DCC responds to Prime Time Investigates programme

Dublin City Council responded to serious issues raised in last weeks Prime Time Investigates by saying some of the criticism they received is justified.

The RTÉ programme, titled Nightmare to Let, highlighted dangerously overcrowded accommodation in the private rental sector.

The six-month long investigation revealed that more than half of rental properties in almost every county are failing to meet national standards if and when they are inspected by local authorities.

Three properties were identified in Dublin,  two have been shut down by Dublin Fire Brigade and the third is in the process of being closed.

DCC also said one of their officials failed to open emails which were tipping the council off about dangerous properties.

In a statement released yesterday afternoon DCC said:

“The Primetime Investigates Programme highlighted a small number of properties in Dublin City that were grossly overcrowded, with totally unacceptable living conditions that were clearly unsafe.

“Dublin City Council was aware of the properties highlighted before the programme aired and had already dealt with them.

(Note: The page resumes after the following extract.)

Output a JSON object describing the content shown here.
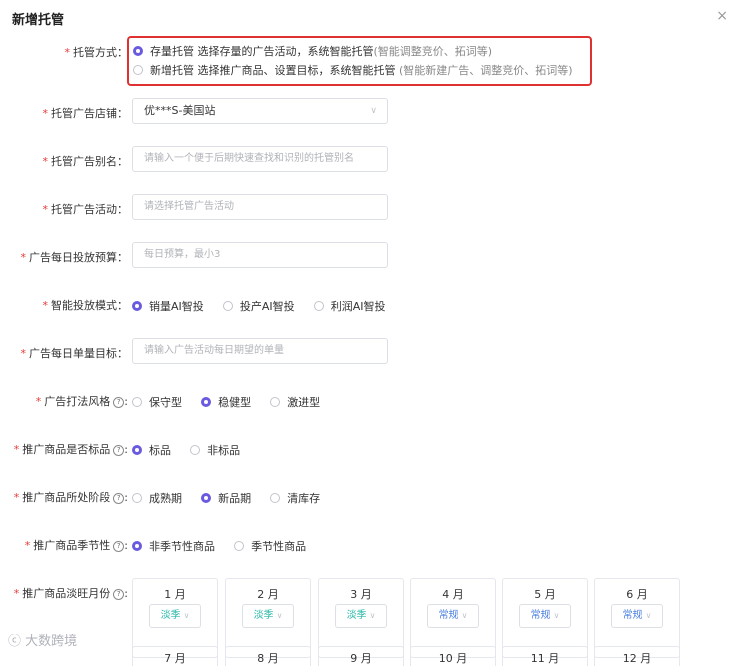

“The worst example highlighted (Crumlin) in the programme was closed a few weeks ago by way of High Court Action taken by Dublin Fire Brigade, a second one was also closed following intervention by Dublin Fire Brigade and the others are now either fully compliant or in the process of same and are no longer overcrowded. The properties involved will be further monitored closely over the coming months.”


“In relation to criticism of Dublin City Council in the Primetime Investigates Programme, some of this was justified and any weakness/deficiencies identified on how complaints were dealt with will be rectified immediately.

“The producers of the Programme did seek our comments on some of the properties highlighted but we could not do this because of Data Protection rules and the risk of litigation so all we could do prior to the programme being aired was to send them a very general statement.

“In relation to criticism specifically on the Crumlin case, our Environmental Health Section did receive an e-mail from a researcher on the programme which contained a phone number that our staff could not connect with (it is normal practice to try and engage with the complainant). Two further emails were later sent directly to an individual official in the Environmental Health Section (rather than through the normal route of the DCC Customer Services Office) and unfortunately these were not opened. If they had been, then it would/should have been referred to Dublin Fire Brigade (Fire Prevention).  We apologise for this mistake.

“Ultimately, a complaint on this particular case was sent by a Local City Councillor directly to the Chief Executive which resulted in immediate action and High Court Closure Order through Dublin Fire Brigade.”

In another complicated case (highlighted in the programme), where Dublin City Council had intervened, the tenant in situ was refusing to allow the landlord to carry out the necessary works (the landlord was fully prepared to do this work). Ultimately this situation was resolved but it does indicate the complexity of some of these private rented situations and the time and effort that goes into some individual cases.”